Bill to tighten airline safety
Recent discoveries of differing standards for commercial airline crews and regional carrier crews prompted U.S. Rep. Jim Oberstar to introduce airline safety legislation.
Oberstar, DFL-8th District, introduced Wednesday bipartisan legislation to enhance airline safety by setting new training and service standards for commercial pilots.
"This legislation will go a long way to improve aviation safety by increasing pilot training requirements, addressing pilot fatigue, making pilot records easier to obtain, and strengthening FAA's safety programs," Oberstar said in a statement. "We must maintain constant vigilance over airline safety to ensure there is one level of safety across the industry."
The bill follows from hearings held by the Aviation Subcommittee on pilot issues and their relationship to aviation incidents. The subcommittee is part of the U.S. House Transportation and Infrastructure Committee, which Oberstar chairs.
The issue rose as a priority after the Feb. 12 crash near Buffalo, N.Y., that killed 50 people. The pilot of the turboprop that lost control in icy conditions had earlier failed five pilot check rides, but the regional carrier, Colgan Air, know only about two of them. Recently, it was discovered the 24-year-old co-pilot was ill, and contemplated calling in sick.
USA Today reported last month that at least one of the pilots involved in eight of the nine regional air carrier major crashes in the past 10 years had previously failed multiple check rides.
Oberstar and ranking Republican Rep. John Mica of Florida were joined by Aviation Subcommittee Chairman Jerry Costello, D-Ill., and subcommittee ranking Republican Rep. Thomas Petri of Wisconsin in introducing H.R. 3371, the Airline Safety and Pilot Training Improvement Act of 2009.
"Despite an excellent overall aviation safety record, we have a responsibility to make sure that every aspect of our aviation system is as safe as it can be," said Mica. "Unfortunately, most of our recent commercial aviation crashes have involved commuter aircraft. It is essential that Congress act to ensure the safety of the flying public, and the bipartisan measures adopted in this bill will address some of the safety issues that have been raised."
The U.S. Department of Transportation is now seven months late with its annual National Safety Transportation Board Most-Wanted Recommendations Report, Mica said. "This is an unacceptable failure, and the bill emphasizes the importance of these reports by requiring an annual DOT report on NTSB's commercial airline safety recommendations."
- Requires the Federal Aviation Administration to ensure that pilots are trained on stall recovery, upset recovery and that airlines provide remedial training.
- Requires airline pilots to hold an FAA Airline Transport Pilot license (1,500 minimum flight hours required).
- Establishes comprehensive pre-employment screening of prospective pilots including an assessment of a pilot's skills, aptitudes, airmanship and suitability for functioning in the airline's operational environment.

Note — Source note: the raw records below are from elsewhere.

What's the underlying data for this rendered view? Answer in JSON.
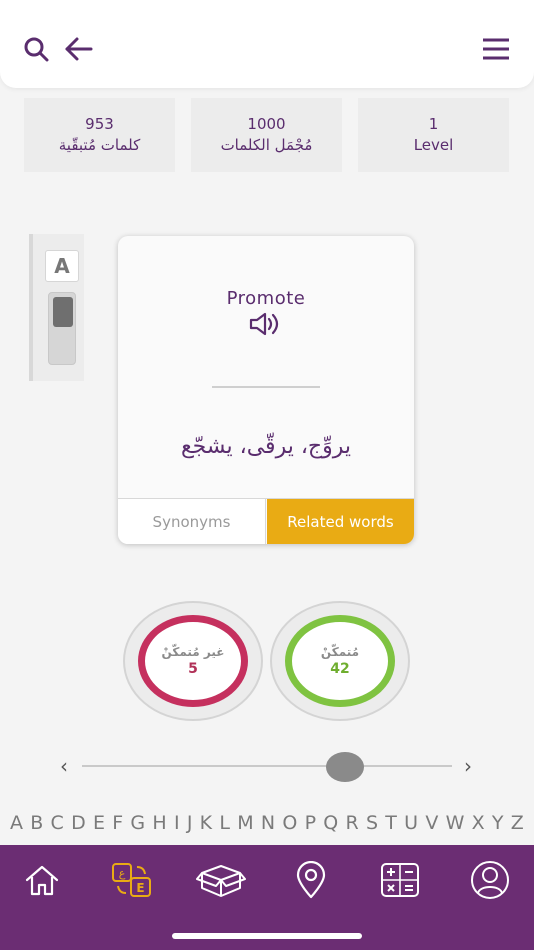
{
  "stats": {
    "remaining": {
      "value": "953",
      "label": "كلمات مُتبقّية"
    },
    "total": {
      "value": "1000",
      "label": "مُجْمَل الكلمات"
    },
    "level": {
      "value": "1",
      "label": "Level"
    }
  },
  "font_toggle": {
    "label": "A"
  },
  "card": {
    "word": "Promote",
    "meaning": "يروِّج، يرقّى، يشجّع",
    "tabs": {
      "synonyms": "Synonyms",
      "related": "Related words"
    }
  },
  "progress": {
    "not_mastered": {
      "label": "غير مُتمكّنْ",
      "count": "5",
      "color": "#c5305e"
    },
    "mastered": {
      "label": "مُتمكّنْ",
      "count": "42",
      "color": "#7fc341"
    }
  },
  "slider": {
    "prev": "‹",
    "next": "›",
    "position": 0.71
  },
  "alphabet": [
    "A",
    "B",
    "C",
    "D",
    "E",
    "F",
    "G",
    "H",
    "I",
    "J",
    "K",
    "L",
    "M",
    "N",
    "O",
    "P",
    "Q",
    "R",
    "S",
    "T",
    "U",
    "V",
    "W",
    "X",
    "Y",
    "Z"
  ],
  "icons": {
    "top_left": [
      "search-icon",
      "back-arrow-icon"
    ],
    "top_right": "menu-icon",
    "nav": [
      "home-icon",
      "translate-icon",
      "box-icon",
      "location-icon",
      "calculator-icon",
      "profile-icon"
    ]
  },
  "colors": {
    "primary": "#5a2d6e",
    "nav_background": "#6b2d73",
    "accent": "#e9ab14",
    "nav_active": "#e9ab14"
  }
}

- Requires airlines to establish pilot mentoring program, create pilot professional development committees, modify training to accommodate new-hire pilots with different levels and types of flight experience, and provide leadership and command training to pilots in command.
- Creates a pilot records database to provide airlines with fast, electronic, secure access to a pilot's comprehensive record. Information will include pilot's licenses, aircraft ratings, check rides, Notices of Disapproval and other flight proficiency tests.
- Directs FAA to update and implement a new pilot flight and duty time rule and fatigue risk management plans to more adequately track scientific research in the field of fatigue. It also requires air carriers to create fatigue risk management systems approved by FAA.
The bill also requires DOT's inspector general to study and report to Congress whether the number and experience level of safety inspectors assigned to regional airlines is on par with that of commercial airlines.
As a consumer help, the bill requires that the first page of an Internet Web site that sells airline tickets disclose the air carrier that operates each segment of the flight. It also directs a National Academy of Sciences study on pilot commuting and fatigue.
"The Buffalo crash and the subsequent Aviation Subcommittee hearing revealed some troubling questions in terms of training, development and the working environment of pilots - particularly at regional airlines," said Petri.
"Our bill is a comprehensive effort to consolidate what we know industry-wide about aviation safety to improve safety performance going forward," said Costello. "The more we looked at these issues, the more it became apparent that information about pilot training and safety programs is not readily available."
The House joins the Senate in offering bills, including that of U.S. Sen. Amy Klobuchar, DFL-Minn. A Senate Commerce Committee panel held hearings in June.
"Many Minnesotans rely on regional jets to connect them to each other and to the world," Klobuchar said then. "And these passengers should be as safe on a regional carrier going from Minneapolis to Bemidji or to Duluth as they would be on a Boeing 767 flying from Los Angeles to New York."
At the Senate hearing, a number of safety issues were raised, including poor FAA oversight, pilot fatigue, inadequate pilot training, low pilot compensation and non-essential talk between pilots during takeoffs and landings, Klobuchar said.
Klobuchar called on the Senate to pass the Aviation Inspection Safety Act, which she authored with Sen. Olympia Snowe, R-Maine, to toughen airline safety rules.